email: clareccp@gmail.com


PP © Clare Castle Country Park Trust A haven of history and wildlife      	CLARE CASTLE COUNTRY PARK    Suffolk's most diverse Country Park

                                                                                        email: clareccp@gmail.com


Clare Priory and Clare Parish Church


Visit the ruin of the first Augustinian Friary in England, founded in 1248 by Richard de Clare, Earl of Hertford and Gloucester. Joan of Acre (daughter of King Edward I) and Lionel of Antwerp (son of Edward III) are buried there, and these ancestors of Richard III are important to the Richard III Society. See the award-winning 2015 extension to the medieval infirmary, now the local Roman Catholic church.

Then visit the beautiful wool church, the 14th & 15th century gothic parish church of St Peter & St Paul, featured among England's thousand best churches. This was built by the wealthy clothiers of Clare. Next door is Clare Ancient House Museum, which features 'The Story of Clare' in its exhibition.


Clare Castle & Clare Castle Country Park  


Visit the remains of the Norman castle built by the founder of the de Clare family. It began as an earth and timber castle in the late 11th century, when Clare was chosen as the seat of the extensive Suffolk estates that were given to Richard de Bienfaite as his reward for supporting William the Conqueror, who was his cousin. Its motte at 62 feet in height is the highest in Suffolk. The stone keep, now a ruin, was built in the 13th century. The castle had inner and outer baileys. The outer bailey wall is still mostly intact, and the wall between the baileys, which is labelled 'Lady's Walk', named for the great 14th-century family member, Elizabeth de Burgh, foundress of Clare College Cambridge.
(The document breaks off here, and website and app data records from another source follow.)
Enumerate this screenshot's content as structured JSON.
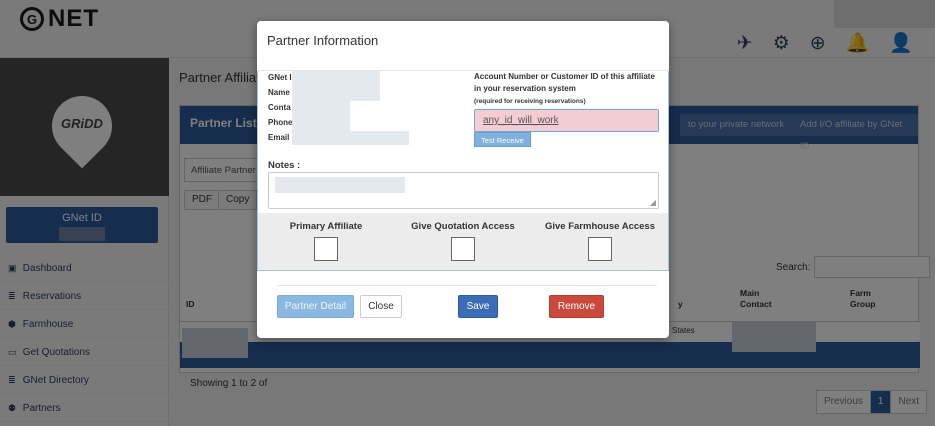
{
  "app": {
    "logo_mark": "G",
    "logo_text": "NET"
  },
  "topbar": {
    "icons": [
      {
        "name": "airline-ticket-icon",
        "glyph": "✈"
      },
      {
        "name": "gear-icon",
        "glyph": "⚙"
      },
      {
        "name": "lifebuoy-icon",
        "glyph": "⊕"
      },
      {
        "name": "bell-icon",
        "glyph": "🔔"
      },
      {
        "name": "user-icon",
        "glyph": "👤"
      }
    ]
  },
  "sidebar": {
    "brand": "GRiDD",
    "gnet_id_label": "GNet ID",
    "items": [
      {
        "icon": "▣",
        "label": "Dashboard"
      },
      {
        "icon": "≣",
        "label": "Reservations"
      },
      {
        "icon": "⬢",
        "label": "Farmhouse"
      },
      {
        "icon": "▭",
        "label": "Get Quotations"
      },
      {
        "icon": "≣",
        "label": "GNet Directory"
      },
      {
        "icon": "⚉",
        "label": "Partners"
      }
    ]
  },
  "content": {
    "title": "Partner Affiliati",
    "panel_title": "Partner Listing",
    "btn_private": "to your private network",
    "btn_add_io": "Add I/O affiliate by GNet ID",
    "tab_label": "Affiliate Partner",
    "btn_pdf": "PDF",
    "btn_copy": "Copy",
    "search_label": "Search:",
    "col_id": "ID",
    "col_y": "y",
    "col_main_contact": "Main\nContact",
    "col_farm_group": "Farm\nGroup",
    "row_states": "States",
    "showing": "Showing 1 to 2 of",
    "pager": {
      "prev": "Previous",
      "page": "1",
      "next": "Next"
    }
  },
  "modal": {
    "title": "Partner Information",
    "labels": {
      "gnet": "GNet I",
      "name": "Name",
      "contact": "Conta",
      "phone": "Phone",
      "email": "Email"
    },
    "account_label": "Account Number or Customer ID of this affiliate in your reservation system",
    "account_sub": "(required for receiving reservations)",
    "account_value": "any_id_will_work",
    "test_receive": "Test Receive",
    "notes_label": "Notes :",
    "options": [
      {
        "label": "Primary Affiliate"
      },
      {
        "label": "Give Quotation Access"
      },
      {
        "label": "Give Farmhouse Access"
      }
    ],
    "buttons": {
      "partner_detail": "Partner Detail",
      "close": "Close",
      "save": "Save",
      "remove": "Remove"
    }
  },
  "colors": {
    "primary": "#2f5b9a",
    "danger": "#c9493d",
    "highlight_input": "#f2cdd3"
  }
}
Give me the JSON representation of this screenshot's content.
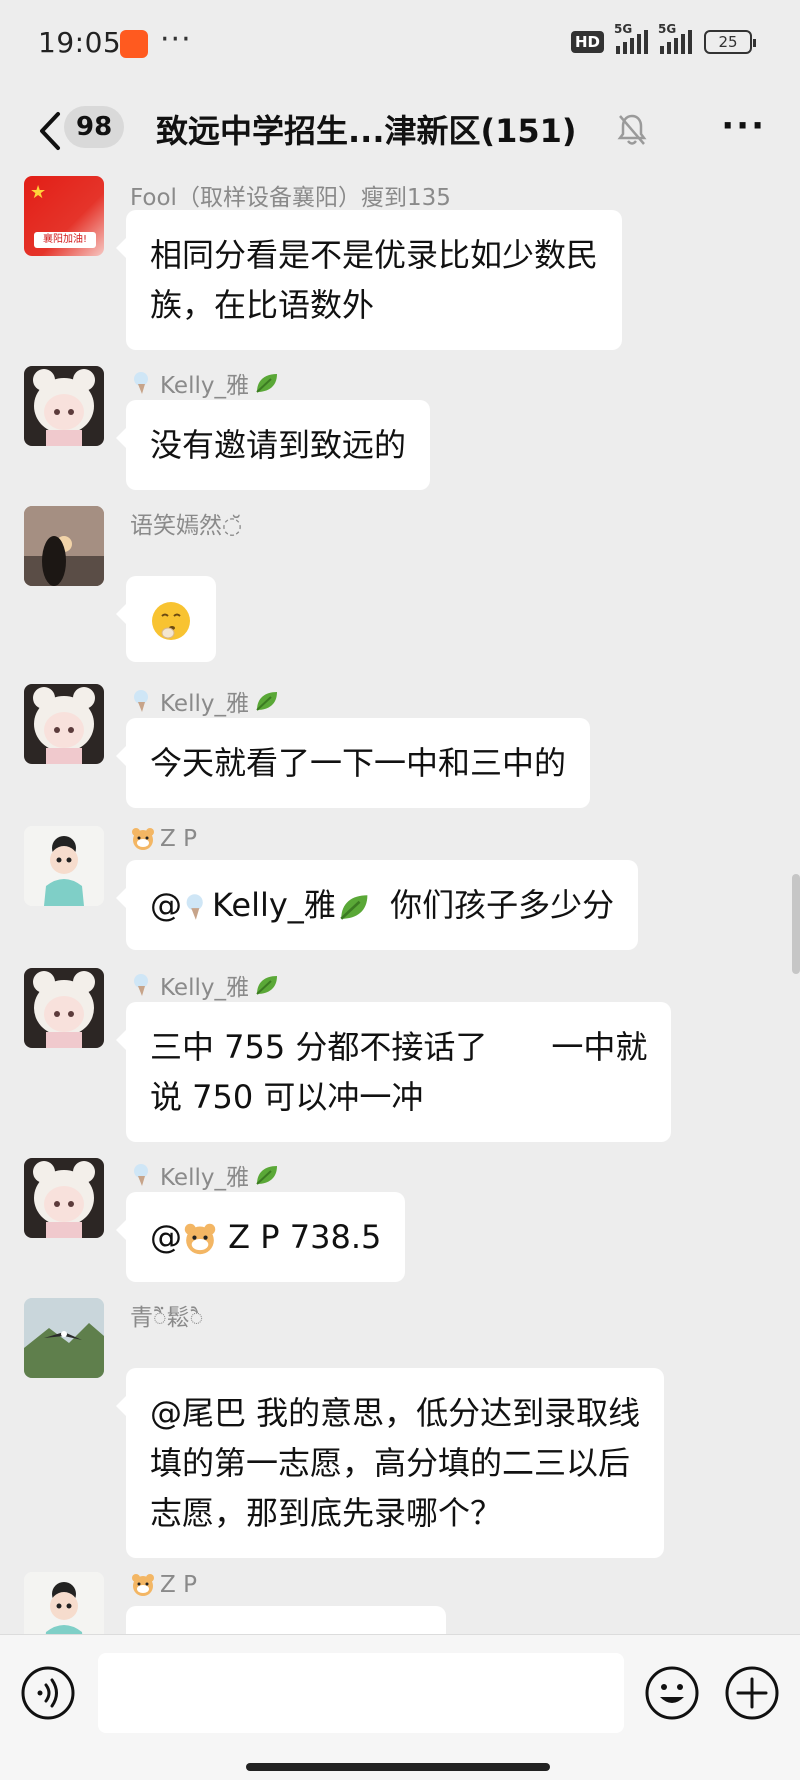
{
  "status_bar": {
    "time": "19:05",
    "app_icon": "app-notification-icon",
    "more": "···",
    "hd": "HD",
    "network_1": "5G",
    "network_2": "5G",
    "battery": "25"
  },
  "header": {
    "unread_count": "98",
    "title": "致远中学招生...津新区(151)",
    "back_icon": "chevron-left-icon",
    "mute_icon": "bell-muted-icon",
    "menu": "···"
  },
  "messages": [
    {
      "sender": "Fool（取样设备襄阳）瘦到135",
      "avatar": "flag-avatar",
      "avatar_text": "襄阳加油!",
      "text_lines": [
        "相同分看是不是优录比如少数民",
        "族，在比语数外"
      ]
    },
    {
      "sender": "Kelly_雅",
      "avatar": "bear-hood-girl-avatar",
      "text_lines": [
        "没有邀请到致远的"
      ]
    },
    {
      "sender": "语笑嫣然◌̆",
      "avatar": "heart-hands-sunset-avatar",
      "emoji": "shushing-face-emoji"
    },
    {
      "sender": "Kelly_雅",
      "avatar": "bear-hood-girl-avatar",
      "text_lines": [
        "今天就看了一下一中和三中的"
      ]
    },
    {
      "sender": "Z P",
      "avatar": "cartoon-doll-avatar",
      "mention": "@",
      "mention_name": "Kelly_雅",
      "text_after": "你们孩子多少分"
    },
    {
      "sender": "Kelly_雅",
      "avatar": "bear-hood-girl-avatar",
      "text_lines": [
        "三中 755 分都不接话了　　一中就",
        "说 750 可以冲一冲"
      ]
    },
    {
      "sender": "Kelly_雅",
      "avatar": "bear-hood-girl-avatar",
      "mention": "@",
      "text_after": "Z P 738.5"
    },
    {
      "sender": "青ैं鬆ै",
      "avatar": "eagle-mountain-avatar",
      "text_lines": [
        "@尾巴  我的意思，低分达到录取线",
        "填的第一志愿，高分填的二三以后",
        "志愿，那到底先录哪个？"
      ]
    },
    {
      "sender": "Z P",
      "avatar": "cartoon-doll-avatar",
      "text_lines": [
        ""
      ]
    }
  ],
  "input_bar": {
    "voice_icon": "voice-input-icon",
    "placeholder": "",
    "emoji_icon": "emoji-smile-icon",
    "plus_icon": "plus-circle-icon"
  }
}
Clare Castle Country Park sits on the footprint of the Castle, on the bank of the Stour, or rather the early 'New Cut' of the Stour, which was straightened to feed Clare mill. The Park has the distinction of being the only castle with a railway station running through its inner bailey. In addition to the great historic value of the Castle and now the railway station (closed in 1966), it is important for its ecological features, both flora and fauna, providing spaces for lovely walks as well as educational and social events. The recently opened cafe, Platform One, has a railway theme. Parking and access to the town are both easy.



Clare's Historic Buildings & Clare Market


Picturesque timber-framed buildings, some with justly famous decorative pargeting, line the streets of this small town. Their construction can be seen clearly inside a recently-opened medieval walkway at Clare Priory, and also inside Clare Ancient House Museum. The grander houses were built by cloth merchants in this Wool Town, although who built each house is still a mystery. The market in Clare has existed since before the Norman Conquest, once stretching from the Castle, north to Clare Common, with the gothic parish church of St Peter & St Paul in the middle. It is now less than 1/4 the size, due to encroachment and two layers of infilling, the first probably of the 13th century. A beautiful but inaccessible vaulted cellar exists below modern antique shops, probably once a merchant's storehouse. Although the A1092 now runs through the market, once there were stalls and shops (the second layer of infilling). The market has become an A-road and a car park, with a fishman on Fridays, the War Memorial, and the occasional civic event.